ACTION ITEM — What you return must be every line below that includes the word "username".

EXTRACTED DATA —
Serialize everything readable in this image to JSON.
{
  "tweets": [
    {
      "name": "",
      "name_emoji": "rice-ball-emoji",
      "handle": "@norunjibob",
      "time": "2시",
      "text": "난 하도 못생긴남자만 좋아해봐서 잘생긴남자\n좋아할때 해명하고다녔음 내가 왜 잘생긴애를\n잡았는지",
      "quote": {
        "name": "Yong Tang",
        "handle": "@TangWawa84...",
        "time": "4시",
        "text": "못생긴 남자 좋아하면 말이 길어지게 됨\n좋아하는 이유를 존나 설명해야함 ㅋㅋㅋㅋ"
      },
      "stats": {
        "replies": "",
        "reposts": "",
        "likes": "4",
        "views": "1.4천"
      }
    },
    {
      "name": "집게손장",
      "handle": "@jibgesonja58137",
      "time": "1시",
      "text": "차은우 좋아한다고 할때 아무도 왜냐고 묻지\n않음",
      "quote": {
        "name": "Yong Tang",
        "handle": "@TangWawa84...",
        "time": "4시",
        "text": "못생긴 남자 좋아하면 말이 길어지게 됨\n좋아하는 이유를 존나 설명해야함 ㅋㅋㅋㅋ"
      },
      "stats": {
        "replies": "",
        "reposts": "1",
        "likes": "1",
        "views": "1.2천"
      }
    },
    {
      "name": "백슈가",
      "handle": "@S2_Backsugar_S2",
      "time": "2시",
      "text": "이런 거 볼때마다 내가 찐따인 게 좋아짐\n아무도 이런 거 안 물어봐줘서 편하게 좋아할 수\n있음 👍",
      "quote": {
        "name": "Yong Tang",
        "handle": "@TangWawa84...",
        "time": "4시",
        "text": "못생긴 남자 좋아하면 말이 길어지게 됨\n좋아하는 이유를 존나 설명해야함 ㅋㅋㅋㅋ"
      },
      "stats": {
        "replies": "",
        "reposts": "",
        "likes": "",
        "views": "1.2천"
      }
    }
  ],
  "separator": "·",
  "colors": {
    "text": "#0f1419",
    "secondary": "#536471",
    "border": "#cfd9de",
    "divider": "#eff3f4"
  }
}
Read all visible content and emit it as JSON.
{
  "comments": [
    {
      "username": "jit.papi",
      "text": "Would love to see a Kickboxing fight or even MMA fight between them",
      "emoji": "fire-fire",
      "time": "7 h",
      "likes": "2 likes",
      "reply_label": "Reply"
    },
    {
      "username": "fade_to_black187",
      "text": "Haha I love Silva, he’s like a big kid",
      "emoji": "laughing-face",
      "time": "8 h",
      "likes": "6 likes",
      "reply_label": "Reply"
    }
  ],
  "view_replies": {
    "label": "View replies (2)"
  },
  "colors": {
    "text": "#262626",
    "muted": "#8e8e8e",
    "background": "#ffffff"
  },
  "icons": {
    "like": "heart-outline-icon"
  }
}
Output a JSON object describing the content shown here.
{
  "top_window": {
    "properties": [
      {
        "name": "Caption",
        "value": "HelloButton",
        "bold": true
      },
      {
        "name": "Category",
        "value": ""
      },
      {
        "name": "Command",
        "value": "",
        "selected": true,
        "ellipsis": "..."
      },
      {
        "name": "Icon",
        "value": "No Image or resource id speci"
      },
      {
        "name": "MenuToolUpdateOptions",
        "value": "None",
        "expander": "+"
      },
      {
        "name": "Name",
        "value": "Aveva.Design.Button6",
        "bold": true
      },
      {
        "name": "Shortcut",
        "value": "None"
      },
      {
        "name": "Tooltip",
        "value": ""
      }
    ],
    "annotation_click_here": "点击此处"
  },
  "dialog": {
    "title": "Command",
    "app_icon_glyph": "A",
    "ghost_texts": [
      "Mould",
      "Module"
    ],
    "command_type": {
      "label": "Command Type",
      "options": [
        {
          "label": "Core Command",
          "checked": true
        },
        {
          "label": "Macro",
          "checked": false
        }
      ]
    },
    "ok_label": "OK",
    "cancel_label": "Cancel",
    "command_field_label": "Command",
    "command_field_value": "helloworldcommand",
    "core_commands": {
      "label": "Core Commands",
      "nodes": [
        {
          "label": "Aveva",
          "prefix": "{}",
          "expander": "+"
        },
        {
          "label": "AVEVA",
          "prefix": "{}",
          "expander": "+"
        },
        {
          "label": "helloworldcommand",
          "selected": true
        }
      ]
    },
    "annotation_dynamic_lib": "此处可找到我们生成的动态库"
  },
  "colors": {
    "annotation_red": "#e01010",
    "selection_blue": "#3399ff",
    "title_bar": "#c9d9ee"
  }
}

ANSWER SPACE —
      "username": "jit.papi",
      "username": "fade_to_black187",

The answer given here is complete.